Using the listing below, select the lines with the word "hand" and copy them.

§ §

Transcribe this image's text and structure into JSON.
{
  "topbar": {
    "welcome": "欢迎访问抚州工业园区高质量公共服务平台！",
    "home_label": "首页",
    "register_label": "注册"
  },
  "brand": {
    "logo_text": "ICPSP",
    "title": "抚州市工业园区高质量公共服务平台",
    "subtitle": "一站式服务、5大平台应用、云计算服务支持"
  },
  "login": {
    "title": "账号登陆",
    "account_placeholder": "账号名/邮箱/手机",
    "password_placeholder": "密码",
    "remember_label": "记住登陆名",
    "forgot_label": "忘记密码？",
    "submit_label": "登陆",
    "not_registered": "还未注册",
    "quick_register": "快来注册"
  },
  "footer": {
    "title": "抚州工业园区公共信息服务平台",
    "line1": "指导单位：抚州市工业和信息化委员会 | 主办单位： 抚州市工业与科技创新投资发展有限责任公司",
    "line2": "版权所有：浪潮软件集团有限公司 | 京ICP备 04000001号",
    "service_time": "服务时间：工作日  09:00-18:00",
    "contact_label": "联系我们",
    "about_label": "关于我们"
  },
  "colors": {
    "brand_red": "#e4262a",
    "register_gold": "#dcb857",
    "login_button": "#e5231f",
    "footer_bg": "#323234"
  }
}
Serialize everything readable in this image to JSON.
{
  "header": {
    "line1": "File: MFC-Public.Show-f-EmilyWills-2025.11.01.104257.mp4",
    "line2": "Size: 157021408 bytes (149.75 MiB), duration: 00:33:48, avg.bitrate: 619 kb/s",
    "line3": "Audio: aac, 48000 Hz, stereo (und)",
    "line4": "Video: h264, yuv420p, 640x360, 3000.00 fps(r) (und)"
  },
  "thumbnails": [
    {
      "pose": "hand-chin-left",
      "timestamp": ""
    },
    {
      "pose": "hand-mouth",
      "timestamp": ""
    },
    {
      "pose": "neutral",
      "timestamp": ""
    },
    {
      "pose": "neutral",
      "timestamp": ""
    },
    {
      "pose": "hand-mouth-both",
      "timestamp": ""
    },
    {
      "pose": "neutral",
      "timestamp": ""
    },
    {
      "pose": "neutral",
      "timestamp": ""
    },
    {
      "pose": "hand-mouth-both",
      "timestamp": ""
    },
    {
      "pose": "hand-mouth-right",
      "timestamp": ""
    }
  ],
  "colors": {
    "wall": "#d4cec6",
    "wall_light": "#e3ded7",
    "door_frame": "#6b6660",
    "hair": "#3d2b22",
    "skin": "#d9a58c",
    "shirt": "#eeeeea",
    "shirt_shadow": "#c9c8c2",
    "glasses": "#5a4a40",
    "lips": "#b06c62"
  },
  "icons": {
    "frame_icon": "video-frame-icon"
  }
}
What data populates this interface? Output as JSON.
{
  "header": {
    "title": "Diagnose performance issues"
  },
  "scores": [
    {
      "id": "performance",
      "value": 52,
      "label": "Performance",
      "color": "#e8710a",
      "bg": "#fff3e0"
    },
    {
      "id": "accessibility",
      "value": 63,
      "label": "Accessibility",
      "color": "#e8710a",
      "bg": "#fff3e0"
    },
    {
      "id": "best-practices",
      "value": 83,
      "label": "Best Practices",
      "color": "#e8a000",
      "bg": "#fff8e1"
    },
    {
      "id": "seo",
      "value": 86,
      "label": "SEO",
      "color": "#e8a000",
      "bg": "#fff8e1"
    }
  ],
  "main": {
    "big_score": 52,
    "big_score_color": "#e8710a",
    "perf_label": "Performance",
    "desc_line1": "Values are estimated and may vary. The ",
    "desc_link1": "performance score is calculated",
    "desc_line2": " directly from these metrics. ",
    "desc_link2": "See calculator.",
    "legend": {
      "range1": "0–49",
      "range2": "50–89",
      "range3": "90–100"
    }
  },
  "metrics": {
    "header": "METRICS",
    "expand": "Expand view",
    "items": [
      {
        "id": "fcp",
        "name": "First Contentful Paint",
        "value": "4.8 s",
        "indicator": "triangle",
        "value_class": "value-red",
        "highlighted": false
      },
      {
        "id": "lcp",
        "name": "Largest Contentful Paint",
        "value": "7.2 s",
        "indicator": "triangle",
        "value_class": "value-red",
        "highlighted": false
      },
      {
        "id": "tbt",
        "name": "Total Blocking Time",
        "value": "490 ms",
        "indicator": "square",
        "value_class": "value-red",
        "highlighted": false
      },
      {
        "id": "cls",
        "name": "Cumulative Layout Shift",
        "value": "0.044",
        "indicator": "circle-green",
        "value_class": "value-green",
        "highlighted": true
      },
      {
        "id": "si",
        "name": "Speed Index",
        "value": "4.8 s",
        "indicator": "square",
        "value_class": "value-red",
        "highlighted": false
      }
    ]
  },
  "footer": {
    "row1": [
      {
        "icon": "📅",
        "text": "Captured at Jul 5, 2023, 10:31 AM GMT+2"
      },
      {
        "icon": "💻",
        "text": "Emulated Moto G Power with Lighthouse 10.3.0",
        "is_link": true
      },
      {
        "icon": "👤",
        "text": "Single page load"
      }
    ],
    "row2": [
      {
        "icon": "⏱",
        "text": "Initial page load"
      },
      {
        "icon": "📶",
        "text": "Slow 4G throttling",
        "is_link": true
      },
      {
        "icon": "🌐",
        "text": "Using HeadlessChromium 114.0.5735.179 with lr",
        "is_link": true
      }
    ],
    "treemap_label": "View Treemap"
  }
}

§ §

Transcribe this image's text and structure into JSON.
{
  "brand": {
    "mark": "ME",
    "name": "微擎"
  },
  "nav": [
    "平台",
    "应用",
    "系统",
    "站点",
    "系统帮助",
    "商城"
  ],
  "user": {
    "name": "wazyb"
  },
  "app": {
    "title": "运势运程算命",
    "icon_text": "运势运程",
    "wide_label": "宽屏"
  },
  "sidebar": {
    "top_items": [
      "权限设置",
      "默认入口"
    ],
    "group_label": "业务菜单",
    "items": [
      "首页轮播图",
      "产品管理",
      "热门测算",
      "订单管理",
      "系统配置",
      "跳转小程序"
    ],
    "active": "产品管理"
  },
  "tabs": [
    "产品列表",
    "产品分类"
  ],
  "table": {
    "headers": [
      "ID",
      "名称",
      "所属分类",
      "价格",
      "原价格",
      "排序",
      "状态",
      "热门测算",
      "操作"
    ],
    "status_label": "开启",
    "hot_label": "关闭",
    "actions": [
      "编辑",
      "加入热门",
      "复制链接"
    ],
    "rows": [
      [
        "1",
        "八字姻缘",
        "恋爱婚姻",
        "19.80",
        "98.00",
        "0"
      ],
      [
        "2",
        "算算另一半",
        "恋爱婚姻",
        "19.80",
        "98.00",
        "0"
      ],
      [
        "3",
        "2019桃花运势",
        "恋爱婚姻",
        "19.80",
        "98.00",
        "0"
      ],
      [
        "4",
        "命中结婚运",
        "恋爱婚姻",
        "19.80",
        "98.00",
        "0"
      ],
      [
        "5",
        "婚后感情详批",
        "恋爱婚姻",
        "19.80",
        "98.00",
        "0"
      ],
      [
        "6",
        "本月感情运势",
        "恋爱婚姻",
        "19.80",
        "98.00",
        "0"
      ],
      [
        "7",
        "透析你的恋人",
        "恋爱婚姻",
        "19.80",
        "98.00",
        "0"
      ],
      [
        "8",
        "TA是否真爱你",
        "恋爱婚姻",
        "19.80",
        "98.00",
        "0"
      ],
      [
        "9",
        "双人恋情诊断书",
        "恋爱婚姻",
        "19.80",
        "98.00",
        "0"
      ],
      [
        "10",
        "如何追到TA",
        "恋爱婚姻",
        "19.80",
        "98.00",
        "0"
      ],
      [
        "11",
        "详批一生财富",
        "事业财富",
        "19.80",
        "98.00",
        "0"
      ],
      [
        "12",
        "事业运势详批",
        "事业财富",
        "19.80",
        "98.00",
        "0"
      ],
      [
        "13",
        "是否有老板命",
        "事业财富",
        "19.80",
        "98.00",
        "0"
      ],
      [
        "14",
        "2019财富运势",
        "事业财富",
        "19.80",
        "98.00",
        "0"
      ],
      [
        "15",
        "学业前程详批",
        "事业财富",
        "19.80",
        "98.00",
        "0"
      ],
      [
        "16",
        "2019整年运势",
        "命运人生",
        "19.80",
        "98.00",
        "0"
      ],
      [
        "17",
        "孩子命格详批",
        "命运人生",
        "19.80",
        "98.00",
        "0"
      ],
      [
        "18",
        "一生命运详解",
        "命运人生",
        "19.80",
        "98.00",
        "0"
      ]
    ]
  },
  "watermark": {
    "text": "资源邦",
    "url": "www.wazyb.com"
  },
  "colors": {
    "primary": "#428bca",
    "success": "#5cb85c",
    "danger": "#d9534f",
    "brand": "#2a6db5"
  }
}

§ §

#### EXPECTED ANSWER
      "pose": "hand-chin-left",
      "pose": "hand-mouth",
      "pose": "hand-mouth-both",
      "pose": "hand-mouth-both",
      "pose": "hand-mouth-right",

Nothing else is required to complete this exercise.